For healthy, non-obese adults, ADF is safe to practice for several months
4-week ADF decreases the body weight by 4.5% and improves the fat-to-lean ratio
Cardiovascular parameters and the CVD risk are improved upon ADF
ADF reduces T3 and periodically depletes amino acids, while increasing PUFAs
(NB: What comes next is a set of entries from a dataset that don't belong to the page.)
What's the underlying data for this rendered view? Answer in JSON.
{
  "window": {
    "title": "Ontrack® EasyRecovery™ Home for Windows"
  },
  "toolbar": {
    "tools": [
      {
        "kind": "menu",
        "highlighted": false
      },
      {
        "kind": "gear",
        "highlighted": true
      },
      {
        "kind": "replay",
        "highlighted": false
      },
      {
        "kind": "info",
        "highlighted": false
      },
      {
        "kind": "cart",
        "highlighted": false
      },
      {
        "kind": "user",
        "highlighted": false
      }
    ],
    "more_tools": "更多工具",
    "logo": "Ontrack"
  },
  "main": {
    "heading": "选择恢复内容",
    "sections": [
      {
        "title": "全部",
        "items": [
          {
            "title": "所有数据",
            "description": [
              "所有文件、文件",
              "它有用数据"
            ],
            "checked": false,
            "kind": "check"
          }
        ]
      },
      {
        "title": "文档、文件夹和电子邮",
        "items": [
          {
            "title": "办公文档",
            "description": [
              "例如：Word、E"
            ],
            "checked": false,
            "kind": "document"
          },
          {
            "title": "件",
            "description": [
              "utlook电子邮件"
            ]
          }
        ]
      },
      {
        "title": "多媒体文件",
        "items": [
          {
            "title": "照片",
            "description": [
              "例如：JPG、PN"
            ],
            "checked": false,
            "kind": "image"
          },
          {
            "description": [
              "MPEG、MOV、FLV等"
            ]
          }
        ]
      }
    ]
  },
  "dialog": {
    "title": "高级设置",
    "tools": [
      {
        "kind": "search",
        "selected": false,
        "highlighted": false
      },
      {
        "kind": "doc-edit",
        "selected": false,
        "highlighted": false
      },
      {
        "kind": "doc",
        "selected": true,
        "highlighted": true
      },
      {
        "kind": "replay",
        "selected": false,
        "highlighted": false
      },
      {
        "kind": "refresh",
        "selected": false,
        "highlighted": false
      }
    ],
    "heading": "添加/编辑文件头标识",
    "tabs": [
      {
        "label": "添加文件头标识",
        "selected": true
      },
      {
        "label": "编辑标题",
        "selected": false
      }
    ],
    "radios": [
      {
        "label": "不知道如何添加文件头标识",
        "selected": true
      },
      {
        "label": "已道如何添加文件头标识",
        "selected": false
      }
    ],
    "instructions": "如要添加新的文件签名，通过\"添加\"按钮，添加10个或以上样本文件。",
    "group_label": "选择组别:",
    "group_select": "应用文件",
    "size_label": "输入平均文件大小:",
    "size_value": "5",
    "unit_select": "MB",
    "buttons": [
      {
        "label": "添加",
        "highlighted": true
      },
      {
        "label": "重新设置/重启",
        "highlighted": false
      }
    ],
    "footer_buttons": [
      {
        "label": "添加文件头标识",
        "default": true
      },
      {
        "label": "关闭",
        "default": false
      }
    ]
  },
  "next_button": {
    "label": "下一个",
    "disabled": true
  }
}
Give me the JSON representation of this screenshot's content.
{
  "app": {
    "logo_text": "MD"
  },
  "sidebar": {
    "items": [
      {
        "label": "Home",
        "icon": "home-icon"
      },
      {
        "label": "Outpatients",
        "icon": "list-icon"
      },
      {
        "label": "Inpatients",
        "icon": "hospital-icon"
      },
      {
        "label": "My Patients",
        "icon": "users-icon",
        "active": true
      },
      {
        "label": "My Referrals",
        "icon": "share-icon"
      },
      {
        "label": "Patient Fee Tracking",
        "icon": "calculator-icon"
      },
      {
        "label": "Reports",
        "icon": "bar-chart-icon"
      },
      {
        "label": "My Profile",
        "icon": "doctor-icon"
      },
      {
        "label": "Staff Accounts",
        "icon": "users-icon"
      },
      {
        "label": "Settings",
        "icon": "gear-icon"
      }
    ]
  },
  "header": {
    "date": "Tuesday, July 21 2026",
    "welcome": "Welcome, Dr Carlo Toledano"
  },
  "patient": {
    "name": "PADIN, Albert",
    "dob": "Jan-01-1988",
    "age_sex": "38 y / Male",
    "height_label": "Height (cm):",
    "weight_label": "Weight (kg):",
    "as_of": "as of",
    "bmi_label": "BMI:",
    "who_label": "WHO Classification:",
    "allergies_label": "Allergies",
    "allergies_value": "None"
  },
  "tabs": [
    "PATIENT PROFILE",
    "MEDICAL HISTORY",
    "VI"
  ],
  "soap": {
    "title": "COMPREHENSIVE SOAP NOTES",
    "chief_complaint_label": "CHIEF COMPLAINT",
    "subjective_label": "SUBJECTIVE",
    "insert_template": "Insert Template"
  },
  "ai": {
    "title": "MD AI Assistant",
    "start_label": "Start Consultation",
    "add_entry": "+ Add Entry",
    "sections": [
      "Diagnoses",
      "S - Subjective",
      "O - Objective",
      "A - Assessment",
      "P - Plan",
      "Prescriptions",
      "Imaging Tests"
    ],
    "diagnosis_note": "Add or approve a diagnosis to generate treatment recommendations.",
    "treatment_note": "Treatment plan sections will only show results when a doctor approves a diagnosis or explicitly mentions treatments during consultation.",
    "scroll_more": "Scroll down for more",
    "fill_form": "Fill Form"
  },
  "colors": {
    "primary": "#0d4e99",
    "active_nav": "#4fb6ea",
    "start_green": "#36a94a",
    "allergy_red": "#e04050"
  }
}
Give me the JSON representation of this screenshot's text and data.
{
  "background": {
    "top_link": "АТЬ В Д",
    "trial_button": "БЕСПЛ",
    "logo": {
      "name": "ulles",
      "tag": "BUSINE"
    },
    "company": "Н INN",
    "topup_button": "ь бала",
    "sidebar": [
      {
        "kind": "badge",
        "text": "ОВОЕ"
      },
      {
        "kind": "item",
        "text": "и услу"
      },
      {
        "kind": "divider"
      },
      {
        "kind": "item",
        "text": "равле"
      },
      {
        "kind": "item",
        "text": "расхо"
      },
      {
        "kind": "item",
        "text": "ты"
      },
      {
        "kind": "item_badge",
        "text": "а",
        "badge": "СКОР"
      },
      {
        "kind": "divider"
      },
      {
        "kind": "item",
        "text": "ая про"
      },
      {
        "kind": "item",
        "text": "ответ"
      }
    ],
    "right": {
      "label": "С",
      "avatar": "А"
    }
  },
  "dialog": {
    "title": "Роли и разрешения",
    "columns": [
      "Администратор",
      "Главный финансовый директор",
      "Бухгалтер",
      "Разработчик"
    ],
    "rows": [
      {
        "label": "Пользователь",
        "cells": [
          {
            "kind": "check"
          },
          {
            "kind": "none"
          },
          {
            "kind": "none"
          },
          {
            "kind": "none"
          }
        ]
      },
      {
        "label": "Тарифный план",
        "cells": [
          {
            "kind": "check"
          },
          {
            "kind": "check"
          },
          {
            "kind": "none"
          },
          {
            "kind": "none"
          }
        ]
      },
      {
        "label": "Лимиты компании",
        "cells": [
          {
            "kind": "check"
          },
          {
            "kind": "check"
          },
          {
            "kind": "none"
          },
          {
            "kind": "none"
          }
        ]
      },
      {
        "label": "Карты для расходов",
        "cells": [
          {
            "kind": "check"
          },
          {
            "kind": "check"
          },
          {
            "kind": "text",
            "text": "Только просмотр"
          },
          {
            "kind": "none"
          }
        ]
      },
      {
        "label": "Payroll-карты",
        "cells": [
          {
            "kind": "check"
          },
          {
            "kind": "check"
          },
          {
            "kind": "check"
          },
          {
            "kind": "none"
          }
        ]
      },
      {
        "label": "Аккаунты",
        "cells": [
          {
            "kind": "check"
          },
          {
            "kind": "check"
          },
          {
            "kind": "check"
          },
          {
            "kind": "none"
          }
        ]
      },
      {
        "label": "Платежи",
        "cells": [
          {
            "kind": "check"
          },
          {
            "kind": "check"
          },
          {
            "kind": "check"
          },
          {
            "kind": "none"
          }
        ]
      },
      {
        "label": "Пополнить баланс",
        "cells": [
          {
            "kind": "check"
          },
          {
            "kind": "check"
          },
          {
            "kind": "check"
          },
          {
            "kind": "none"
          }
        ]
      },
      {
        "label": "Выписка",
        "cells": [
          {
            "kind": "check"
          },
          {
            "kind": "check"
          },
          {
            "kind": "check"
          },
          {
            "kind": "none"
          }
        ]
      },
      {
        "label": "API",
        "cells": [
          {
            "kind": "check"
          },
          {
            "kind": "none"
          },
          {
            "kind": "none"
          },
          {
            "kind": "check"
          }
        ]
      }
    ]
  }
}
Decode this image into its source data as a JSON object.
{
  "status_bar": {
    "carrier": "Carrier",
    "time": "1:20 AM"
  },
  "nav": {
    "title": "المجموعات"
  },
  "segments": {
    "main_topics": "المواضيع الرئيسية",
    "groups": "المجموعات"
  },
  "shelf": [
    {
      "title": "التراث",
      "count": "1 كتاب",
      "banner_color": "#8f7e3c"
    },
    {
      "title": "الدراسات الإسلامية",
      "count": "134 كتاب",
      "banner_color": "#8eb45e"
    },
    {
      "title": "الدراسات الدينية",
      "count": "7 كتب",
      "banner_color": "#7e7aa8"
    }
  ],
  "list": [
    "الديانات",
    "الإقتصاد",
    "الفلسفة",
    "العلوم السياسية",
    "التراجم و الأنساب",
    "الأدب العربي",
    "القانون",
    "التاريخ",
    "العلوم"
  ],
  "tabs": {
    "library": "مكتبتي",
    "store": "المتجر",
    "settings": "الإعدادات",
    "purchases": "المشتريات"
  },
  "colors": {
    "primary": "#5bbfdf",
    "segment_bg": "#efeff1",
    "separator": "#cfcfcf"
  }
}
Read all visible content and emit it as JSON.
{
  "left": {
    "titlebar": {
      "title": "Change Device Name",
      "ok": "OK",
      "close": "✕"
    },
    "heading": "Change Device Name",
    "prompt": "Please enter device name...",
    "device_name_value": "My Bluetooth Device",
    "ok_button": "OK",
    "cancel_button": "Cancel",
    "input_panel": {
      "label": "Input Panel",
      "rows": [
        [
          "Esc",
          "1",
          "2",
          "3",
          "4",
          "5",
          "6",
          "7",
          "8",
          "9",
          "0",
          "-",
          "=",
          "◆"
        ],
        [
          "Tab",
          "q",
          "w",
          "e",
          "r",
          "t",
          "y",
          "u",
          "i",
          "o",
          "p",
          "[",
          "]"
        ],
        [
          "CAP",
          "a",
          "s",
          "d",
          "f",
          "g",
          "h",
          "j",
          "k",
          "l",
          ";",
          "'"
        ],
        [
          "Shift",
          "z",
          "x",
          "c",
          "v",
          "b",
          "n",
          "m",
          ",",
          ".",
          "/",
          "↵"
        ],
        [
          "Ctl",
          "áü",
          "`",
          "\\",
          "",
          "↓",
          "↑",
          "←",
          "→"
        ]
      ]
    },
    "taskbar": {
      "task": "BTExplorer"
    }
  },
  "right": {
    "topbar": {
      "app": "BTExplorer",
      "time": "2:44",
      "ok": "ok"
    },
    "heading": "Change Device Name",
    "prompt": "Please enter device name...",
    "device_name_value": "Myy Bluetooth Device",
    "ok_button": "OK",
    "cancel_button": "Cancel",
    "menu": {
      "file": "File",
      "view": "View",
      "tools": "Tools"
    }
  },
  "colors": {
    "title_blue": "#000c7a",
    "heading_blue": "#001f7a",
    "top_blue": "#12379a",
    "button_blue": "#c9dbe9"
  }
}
Caloric restriction and intermittent fasting are known to prolong life- and healthspan in model organisms, while their effects on humans are less well studied. In a randomized controlled trial study (ClinicalTrials.gov identifier: NCT02673515), we show that 4?weeks of strict alternate day fasting (ADF) improved markers of general health in healthy, middle-aged humans while causing a 37% calorie reduction on average. No adverse effects occurred even after >6?months. ADF improved cardiovascular markers, reduced fat mass (particularly the trunk fat), improving the fat-to-lean ratio, and increased ¶¬-hydroxybutyrate, even on non-fasting days. On fasting days, the pro-aging amino-acid methionine, among others, was periodically depleted, while polyunsaturated fatty acids were elevated. We found reduced levels sICAM-1 (an?age-associated inflammatory marker), low-density lipoprotein, and the metabolic regulator triiodothyronine after long-term ADF. These results shed light on the physiological impact of ADF and supports its safety. ADF could eventually become a clinically relevant intervention.